The State of Minnesota’s DNR utilizes an application called LakeFinder. The LakeFinder program is an amazing tool for finding info on most lakes. It includes recent survey data and in depth information regarding the species that inhabit the given lake, as well as historical data. Information related to water clarity and water quality is also available via the LakeFinder. The tool is quite efficient for for narrowing down which lakes you want to fish.
Looking for bathymetric maps? Those are also available on a lake specific basis under the LakeFinder application.
The DNR has a searchable stocking database for anglers, which is available under the LakeFinder umbrella.
In new areas, don’t hesitate to reach out to more localized resources. The local residents and the bait shop in town might be more willing to share information than you’d think. It’s not uncommon to find some extremely valuable tips and tricks by chatting with the guy or gal at the local bait shop. Online resources, such as fishing report websites and social media, are often full of helpful information as well.
Depending on the lake, it may be important to check resources from local lake associations. There are occasional regulations regarding boat traffic, no wake zones, and so forth, however, these are typically posted at the landings. Remember to carry a few bucks on you, as some landings charge daily launch fees.
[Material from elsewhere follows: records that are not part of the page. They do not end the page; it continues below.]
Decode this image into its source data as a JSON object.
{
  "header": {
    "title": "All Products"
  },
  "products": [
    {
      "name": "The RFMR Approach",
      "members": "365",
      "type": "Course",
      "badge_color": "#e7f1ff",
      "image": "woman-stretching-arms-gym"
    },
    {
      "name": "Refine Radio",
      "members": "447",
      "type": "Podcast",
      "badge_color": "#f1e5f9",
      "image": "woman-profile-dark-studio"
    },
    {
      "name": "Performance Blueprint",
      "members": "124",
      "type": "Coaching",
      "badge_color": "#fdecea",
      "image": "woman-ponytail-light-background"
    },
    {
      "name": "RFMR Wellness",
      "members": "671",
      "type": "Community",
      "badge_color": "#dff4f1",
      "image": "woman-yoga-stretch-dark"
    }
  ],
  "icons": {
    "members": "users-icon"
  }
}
Remember to follow the regulations related to invasive species especially when trying new lakes. Pull the plug, drain the live well, and check your boat and trailer for any critters looking for a free ride.
Don’t be afraid to try something new. Spend a little time doing your research, and you may just find one of your new favorite lakes.
Wisconsin DNR Lakes: https://dnr.wi.gov/topic/lakes
Wisconsin Stocking Reports: https://infotrek.er.usgs.gov/doc/wdnr_biology/Public_Stocking/StateMapHotspotsAllYears.htm
Minnesota DNR LakeFinder: https://www.dnr.state.mn.us/lakefind/index.html